These weren’t the top stories of 2013, but they came in a cluster at year’s end when people tend to look back and assess where they are, where their family is, where their lives are headed, and how they’ll get there in a country endowed with promise and riddled with problems, not the least of which is the chronic violence that threatens all.
The passions that drive men and women to acts of violence are endemic to the human condition. There’s always been anger, avarice, greed, envy and arrogance. There’s always been the fuel to lower inhibitions and excite the blood. There’s always been mental disease and the void that plagues many with its promise of futility and an existence without meaning. There’s always been the outlier who takes the step no one took before him. There’s always been stupidity, stubbornness, rigidity, and a false sense of entitlement. There’s always been evil, within and without.
It’s just that now, the flawed creatures (meaning everyone) who exhibit the less-than-their-best, to some degree or another, live in a society where the pressure is chronic, where the input is unceasing, where the demands ever escalate, where the returns are uncertain, where one allows one’s self to be distracted or pays the price for trying to engage too much reality. The pressure builds, the anger contracts and finally explodes, sufficient to destroy everything in its vicinity and wake.

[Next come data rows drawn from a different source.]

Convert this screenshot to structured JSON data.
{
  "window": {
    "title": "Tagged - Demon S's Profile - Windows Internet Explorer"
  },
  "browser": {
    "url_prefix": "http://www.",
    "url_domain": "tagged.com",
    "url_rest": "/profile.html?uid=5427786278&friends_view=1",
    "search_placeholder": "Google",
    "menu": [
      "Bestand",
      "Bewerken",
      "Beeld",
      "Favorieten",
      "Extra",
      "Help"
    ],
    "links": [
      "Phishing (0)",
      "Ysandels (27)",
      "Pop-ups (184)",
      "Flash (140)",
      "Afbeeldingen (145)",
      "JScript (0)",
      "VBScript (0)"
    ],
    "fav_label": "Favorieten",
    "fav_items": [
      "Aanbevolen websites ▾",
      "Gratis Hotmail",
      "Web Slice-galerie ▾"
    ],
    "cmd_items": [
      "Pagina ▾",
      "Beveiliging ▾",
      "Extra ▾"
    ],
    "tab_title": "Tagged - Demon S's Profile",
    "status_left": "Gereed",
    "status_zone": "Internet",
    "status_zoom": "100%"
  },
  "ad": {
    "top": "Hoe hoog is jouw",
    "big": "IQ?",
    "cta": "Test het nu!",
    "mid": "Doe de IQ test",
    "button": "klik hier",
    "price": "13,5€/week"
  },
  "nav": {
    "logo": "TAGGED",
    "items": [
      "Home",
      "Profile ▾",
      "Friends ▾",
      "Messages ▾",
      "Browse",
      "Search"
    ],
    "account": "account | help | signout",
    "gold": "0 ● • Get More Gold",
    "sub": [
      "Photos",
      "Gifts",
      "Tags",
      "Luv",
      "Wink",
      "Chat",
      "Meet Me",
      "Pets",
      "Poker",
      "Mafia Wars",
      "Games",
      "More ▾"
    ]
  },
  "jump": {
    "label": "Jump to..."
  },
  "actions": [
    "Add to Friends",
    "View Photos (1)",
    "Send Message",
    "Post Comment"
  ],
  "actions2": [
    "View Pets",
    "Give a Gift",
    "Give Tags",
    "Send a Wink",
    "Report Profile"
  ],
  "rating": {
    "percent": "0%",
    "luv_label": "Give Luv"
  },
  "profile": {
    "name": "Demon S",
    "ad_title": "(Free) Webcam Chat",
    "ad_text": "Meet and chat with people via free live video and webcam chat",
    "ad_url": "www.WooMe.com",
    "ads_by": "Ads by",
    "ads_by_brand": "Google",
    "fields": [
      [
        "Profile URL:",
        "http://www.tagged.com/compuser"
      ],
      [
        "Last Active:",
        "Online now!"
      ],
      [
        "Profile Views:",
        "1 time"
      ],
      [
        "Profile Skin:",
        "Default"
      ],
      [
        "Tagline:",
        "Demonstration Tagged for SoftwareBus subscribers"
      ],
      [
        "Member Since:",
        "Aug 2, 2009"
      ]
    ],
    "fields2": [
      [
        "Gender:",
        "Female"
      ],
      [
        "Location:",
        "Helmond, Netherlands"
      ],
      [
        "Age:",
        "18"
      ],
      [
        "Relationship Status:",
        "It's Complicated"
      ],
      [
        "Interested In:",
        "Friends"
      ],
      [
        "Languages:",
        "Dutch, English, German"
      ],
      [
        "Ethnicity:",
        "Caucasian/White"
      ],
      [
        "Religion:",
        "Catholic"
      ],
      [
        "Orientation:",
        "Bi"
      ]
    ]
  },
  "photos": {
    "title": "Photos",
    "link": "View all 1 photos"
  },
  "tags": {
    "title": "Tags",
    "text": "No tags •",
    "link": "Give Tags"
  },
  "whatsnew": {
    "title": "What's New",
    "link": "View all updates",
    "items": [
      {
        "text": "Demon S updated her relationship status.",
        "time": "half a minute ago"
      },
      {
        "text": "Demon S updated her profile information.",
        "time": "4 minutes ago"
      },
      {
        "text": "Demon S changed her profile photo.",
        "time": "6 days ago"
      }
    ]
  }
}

The above stories are more disturbing, though, because they exhibit a cold carelessness in crimes where the murder is secondary to the underlying and primary motive.
Karanikov wanted to hurt his wife, so he killed their son.
Pierson wanted to exact revenge on a librarian, so he killed an innocent girl, virtually unknown to him.
The carjackers wanted the SUV, so they killed the owner, too.
The enraged truck driver didn’t want the hassles attendant to a fender bender, so he tried to swat the other driver away as one might swat a pesky fly. In the process he beat her and drove his truck over her, leaving her in critical condition, fighting for her life.
In each instance the killer and would-be killer placed more value on a personal interest (depriving another person of a loved one, exacting revenge for some imagined wrong, the price of an SUV, the relief of personal responsibility) than they placed on the value of the lives they took or tried to take.
Tis’ the season to stop and look around, to be of good cheer, to write off murder-suicides as the outliers of human behavior.
Tis’ the season to complain that there aren’t enough Hallmark Movies or Walton Reunions and that the media pays all those bad guys too much attention with too much air-time.
Tis’ the season to wait another week and see whether some other sick or evil or misguided or fractured human being opts for the consolation prize, because he or she can’t get what they really want. If the consolation prize happens to be one more innocent victim, dead or comatose, the unintended consequence of a very intentional crime, perhaps the statisticians will have to revisit the definition of outlier. Perhaps what were once thought to be the random bad acts of randomly distributed people in a free society are now happening with such frequency that the outliers are no longer outliers. Perhaps the exceptions are becoming a new rule. Perhaps the points once deemed to be off the charts are beginning to form bell curves of their own on charts of their own.
Tis’ the season, after all.
By Michael Hogan